[About this exercise]
Find the word "checked" below. Copy each line that has it.

[Records for processing]
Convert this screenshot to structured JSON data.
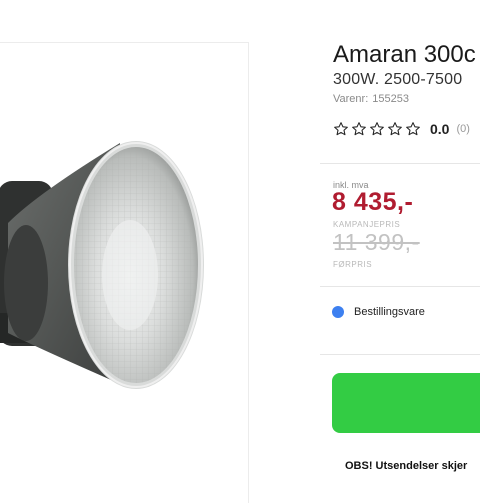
{
  "product": {
    "title": "Amaran 300c",
    "subtitle": "300W. 2500-7500",
    "sku_label": "Varenr:",
    "sku": "155253",
    "image_alt": "Amaran 300c LED light with reflector"
  },
  "rating": {
    "stars_filled": 0,
    "stars_total": 5,
    "value": "0.0",
    "count": "(0)"
  },
  "pricing": {
    "vat_label": "inkl. mva",
    "price": "8 435,-",
    "campaign_label": "KAMPANJEPRIS",
    "old_price": "11 399,-",
    "prev_label": "FØRPRIS"
  },
  "stock": {
    "status": "Bestillingsvare",
    "dot_color": "#3d80f0"
  },
  "cart_button": {
    "color": "#33cc44"
  },
  "notice": "OBS! Utsendelser skjer"
}
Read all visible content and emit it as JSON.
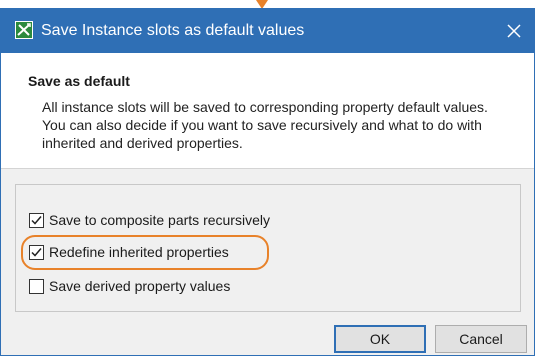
{
  "window": {
    "title": "Save Instance slots as default values",
    "app_icon": "magicdraw-app-icon",
    "close_icon": "close-icon",
    "accent_color": "#2f6fb5"
  },
  "header": {
    "title": "Save as default",
    "description": "All instance slots will be saved to corresponding property default values.  You can also decide if you want to save recursively and what to do with inherited and derived properties."
  },
  "options": [
    {
      "label": "Save to composite parts recursively",
      "checked": true
    },
    {
      "label": "Redefine inherited properties",
      "checked": true,
      "highlighted": true
    },
    {
      "label": "Save derived property values",
      "checked": false
    }
  ],
  "highlight_color": "#e8822a",
  "buttons": {
    "ok": "OK",
    "cancel": "Cancel"
  }
}
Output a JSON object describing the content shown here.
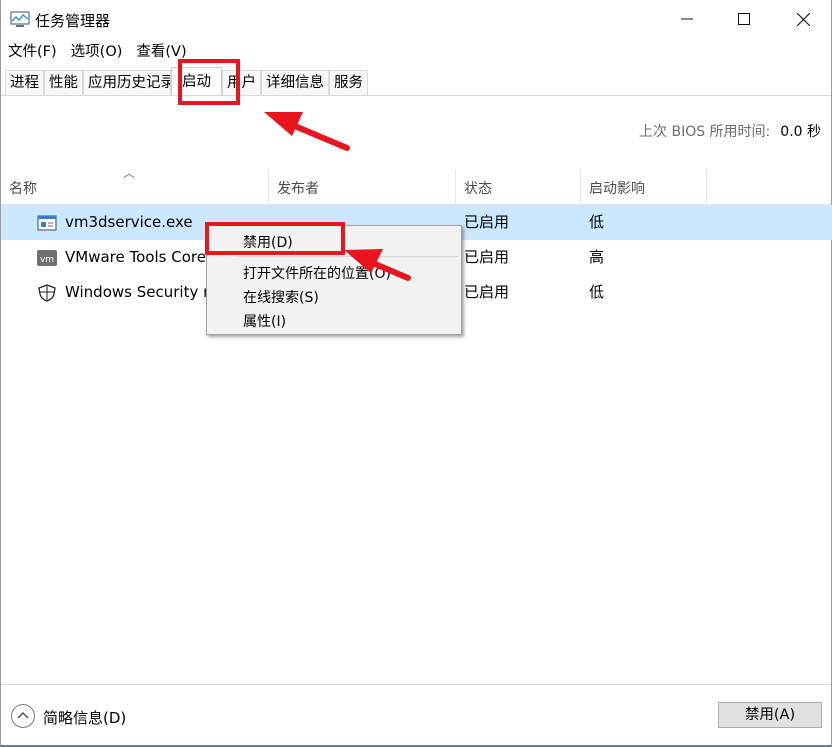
{
  "window": {
    "title": "任务管理器",
    "controls": {
      "minimize": "—",
      "maximize": "☐",
      "close": "✕"
    }
  },
  "menu": [
    "文件(F)",
    "选项(O)",
    "查看(V)"
  ],
  "tabs": [
    "进程",
    "性能",
    "应用历史记录",
    "启动",
    "用户",
    "详细信息",
    "服务"
  ],
  "active_tab": "启动",
  "bios": {
    "label": "上次 BIOS 所用时间:",
    "value": "0.0 秒"
  },
  "columns": [
    "名称",
    "发布者",
    "状态",
    "启动影响"
  ],
  "rows": [
    {
      "name": "vm3dservice.exe",
      "publisher": "",
      "status": "已启用",
      "impact": "低",
      "icon": "service-app-icon",
      "selected": true
    },
    {
      "name": "VMware Tools Core",
      "publisher": "",
      "status": "已启用",
      "impact": "高",
      "icon": "vmware-icon",
      "selected": false
    },
    {
      "name": "Windows Security n",
      "publisher": "",
      "status": "已启用",
      "impact": "低",
      "icon": "shield-icon",
      "selected": false
    }
  ],
  "context_menu": [
    "禁用(D)",
    "打开文件所在的位置(O)",
    "在线搜索(S)",
    "属性(I)"
  ],
  "footer": {
    "fewer_details": "简略信息(D)",
    "disable_button": "禁用(A)"
  },
  "colors": {
    "selection": "#cce8ff",
    "annotation": "#e8141e"
  }
}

[Task solution]
      "checked": true
      "checked": true,
      "checked": false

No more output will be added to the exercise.